> _Work to complete_:
Some lines hold the string "configured". Copy all of them from the material that follows.

> _Dataset records_:
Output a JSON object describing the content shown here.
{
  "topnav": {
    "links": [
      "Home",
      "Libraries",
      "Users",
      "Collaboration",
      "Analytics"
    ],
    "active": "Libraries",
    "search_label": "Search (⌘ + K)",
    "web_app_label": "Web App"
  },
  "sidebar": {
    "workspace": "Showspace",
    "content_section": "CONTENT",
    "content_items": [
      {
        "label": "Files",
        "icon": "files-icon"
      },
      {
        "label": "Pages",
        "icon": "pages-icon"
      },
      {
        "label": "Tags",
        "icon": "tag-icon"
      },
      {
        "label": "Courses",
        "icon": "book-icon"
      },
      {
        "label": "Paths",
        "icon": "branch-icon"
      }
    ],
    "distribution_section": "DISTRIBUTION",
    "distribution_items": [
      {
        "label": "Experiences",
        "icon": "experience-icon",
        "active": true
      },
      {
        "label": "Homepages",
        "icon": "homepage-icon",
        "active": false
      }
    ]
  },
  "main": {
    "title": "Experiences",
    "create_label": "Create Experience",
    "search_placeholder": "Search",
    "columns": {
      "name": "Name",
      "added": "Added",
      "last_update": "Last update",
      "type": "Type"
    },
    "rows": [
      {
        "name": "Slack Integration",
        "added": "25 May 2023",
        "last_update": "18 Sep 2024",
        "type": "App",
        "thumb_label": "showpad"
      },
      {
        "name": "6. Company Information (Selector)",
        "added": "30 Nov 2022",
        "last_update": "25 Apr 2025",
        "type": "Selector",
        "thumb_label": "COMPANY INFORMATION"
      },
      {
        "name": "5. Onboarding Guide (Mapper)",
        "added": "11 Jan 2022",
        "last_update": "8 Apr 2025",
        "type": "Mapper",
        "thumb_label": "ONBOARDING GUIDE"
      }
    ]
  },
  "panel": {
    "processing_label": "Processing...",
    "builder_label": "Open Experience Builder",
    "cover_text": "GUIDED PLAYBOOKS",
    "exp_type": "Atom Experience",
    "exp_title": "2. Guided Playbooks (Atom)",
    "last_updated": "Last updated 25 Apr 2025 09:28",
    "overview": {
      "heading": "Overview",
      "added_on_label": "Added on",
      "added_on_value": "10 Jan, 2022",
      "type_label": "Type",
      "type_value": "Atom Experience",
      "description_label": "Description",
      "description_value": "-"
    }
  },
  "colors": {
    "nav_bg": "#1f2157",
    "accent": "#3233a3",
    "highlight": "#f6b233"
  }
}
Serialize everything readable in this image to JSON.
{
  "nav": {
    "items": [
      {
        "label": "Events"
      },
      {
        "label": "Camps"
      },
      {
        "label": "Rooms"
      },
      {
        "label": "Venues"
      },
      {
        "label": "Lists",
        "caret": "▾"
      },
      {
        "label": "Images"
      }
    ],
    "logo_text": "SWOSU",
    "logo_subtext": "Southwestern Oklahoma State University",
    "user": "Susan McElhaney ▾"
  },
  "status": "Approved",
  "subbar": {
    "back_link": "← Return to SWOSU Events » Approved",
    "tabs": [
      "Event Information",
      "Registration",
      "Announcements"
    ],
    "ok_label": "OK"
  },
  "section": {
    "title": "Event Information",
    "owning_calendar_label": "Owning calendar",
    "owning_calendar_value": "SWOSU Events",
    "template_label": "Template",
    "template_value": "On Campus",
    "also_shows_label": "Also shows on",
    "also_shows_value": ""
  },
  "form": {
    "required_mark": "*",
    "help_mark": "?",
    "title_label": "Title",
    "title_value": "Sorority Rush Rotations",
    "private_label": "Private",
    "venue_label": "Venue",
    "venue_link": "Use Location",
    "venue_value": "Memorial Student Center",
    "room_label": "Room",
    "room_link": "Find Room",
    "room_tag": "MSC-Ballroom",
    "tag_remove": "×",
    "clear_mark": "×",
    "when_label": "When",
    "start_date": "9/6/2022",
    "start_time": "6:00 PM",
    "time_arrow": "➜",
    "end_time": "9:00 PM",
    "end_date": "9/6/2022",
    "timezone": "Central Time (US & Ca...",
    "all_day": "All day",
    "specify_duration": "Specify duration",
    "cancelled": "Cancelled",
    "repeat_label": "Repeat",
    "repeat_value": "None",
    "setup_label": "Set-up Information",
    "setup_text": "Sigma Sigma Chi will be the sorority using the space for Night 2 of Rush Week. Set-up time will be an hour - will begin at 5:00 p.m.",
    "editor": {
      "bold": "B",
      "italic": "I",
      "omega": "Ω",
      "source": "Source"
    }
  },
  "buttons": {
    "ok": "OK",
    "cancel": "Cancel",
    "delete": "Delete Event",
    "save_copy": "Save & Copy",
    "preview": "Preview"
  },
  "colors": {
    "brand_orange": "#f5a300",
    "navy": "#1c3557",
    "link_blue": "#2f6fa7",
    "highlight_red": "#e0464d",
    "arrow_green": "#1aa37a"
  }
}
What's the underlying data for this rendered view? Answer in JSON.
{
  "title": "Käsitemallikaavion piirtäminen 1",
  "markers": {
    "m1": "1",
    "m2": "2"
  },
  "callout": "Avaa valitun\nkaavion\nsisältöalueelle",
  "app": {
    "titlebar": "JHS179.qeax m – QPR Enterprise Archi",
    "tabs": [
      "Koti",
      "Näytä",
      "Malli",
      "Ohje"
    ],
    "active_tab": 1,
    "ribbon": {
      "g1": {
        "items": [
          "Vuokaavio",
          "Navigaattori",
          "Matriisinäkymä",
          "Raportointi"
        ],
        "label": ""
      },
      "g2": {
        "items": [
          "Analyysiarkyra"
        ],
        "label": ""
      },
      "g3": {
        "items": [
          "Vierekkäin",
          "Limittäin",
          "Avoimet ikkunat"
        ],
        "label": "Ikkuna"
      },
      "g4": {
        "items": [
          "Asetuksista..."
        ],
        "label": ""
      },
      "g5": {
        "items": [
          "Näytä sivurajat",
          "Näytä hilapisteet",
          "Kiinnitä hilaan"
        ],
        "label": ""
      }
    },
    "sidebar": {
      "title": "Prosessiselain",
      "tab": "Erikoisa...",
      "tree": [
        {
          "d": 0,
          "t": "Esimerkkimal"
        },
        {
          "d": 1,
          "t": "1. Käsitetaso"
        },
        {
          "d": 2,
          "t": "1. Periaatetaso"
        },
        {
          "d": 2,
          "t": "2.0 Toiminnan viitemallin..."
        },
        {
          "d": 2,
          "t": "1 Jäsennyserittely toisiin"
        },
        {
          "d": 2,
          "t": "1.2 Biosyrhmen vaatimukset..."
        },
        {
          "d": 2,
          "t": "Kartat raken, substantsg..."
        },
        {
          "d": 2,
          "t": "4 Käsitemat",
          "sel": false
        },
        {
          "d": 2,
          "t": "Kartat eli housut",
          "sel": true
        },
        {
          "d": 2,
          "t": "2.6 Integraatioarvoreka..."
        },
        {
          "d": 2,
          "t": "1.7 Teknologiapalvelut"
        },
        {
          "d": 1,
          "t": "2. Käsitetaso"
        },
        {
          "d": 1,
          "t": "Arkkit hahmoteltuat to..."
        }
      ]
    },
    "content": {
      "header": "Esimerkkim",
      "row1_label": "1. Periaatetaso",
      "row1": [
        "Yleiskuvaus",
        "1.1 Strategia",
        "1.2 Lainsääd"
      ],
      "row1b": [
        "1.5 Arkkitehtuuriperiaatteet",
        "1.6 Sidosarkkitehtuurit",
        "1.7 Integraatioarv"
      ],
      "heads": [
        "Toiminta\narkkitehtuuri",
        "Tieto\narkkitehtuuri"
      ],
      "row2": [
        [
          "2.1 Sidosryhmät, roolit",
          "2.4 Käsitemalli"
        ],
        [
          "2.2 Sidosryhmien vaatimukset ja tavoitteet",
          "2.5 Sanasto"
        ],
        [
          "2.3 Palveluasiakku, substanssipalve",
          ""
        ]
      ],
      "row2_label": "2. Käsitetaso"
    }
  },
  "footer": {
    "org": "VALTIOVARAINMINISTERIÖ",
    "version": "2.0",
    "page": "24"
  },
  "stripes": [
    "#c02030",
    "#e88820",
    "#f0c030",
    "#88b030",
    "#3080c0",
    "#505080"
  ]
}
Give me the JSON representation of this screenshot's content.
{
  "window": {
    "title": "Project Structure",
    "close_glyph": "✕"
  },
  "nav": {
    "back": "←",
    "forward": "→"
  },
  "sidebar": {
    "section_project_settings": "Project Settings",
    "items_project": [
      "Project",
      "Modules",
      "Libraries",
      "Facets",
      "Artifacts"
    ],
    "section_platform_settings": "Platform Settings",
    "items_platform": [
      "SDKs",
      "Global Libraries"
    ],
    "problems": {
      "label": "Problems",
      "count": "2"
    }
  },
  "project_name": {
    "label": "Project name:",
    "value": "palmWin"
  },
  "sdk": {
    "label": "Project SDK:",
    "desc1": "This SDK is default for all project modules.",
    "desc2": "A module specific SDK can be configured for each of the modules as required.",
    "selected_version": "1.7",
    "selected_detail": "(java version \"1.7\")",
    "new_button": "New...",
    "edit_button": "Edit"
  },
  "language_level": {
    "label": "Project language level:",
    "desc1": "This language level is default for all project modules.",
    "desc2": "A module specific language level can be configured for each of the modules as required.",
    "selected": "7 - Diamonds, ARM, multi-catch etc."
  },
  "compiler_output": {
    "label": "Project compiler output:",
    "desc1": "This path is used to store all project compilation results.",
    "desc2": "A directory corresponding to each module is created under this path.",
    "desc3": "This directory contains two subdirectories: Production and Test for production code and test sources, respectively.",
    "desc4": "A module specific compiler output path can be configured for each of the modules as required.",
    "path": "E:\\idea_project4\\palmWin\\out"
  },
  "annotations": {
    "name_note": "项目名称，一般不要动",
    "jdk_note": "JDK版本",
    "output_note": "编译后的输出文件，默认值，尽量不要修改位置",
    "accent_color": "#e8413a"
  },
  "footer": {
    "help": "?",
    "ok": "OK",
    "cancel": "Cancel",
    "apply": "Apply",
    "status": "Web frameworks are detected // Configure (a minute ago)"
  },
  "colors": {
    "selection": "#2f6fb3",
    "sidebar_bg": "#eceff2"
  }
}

> _Response_:
    "desc2": "A module specific SDK can be configured for each of the modules as required.",
    "desc2": "A module specific language level can be configured for each of the modules as required.",
    "desc4": "A module specific compiler output path can be configured for each of the modules as required.",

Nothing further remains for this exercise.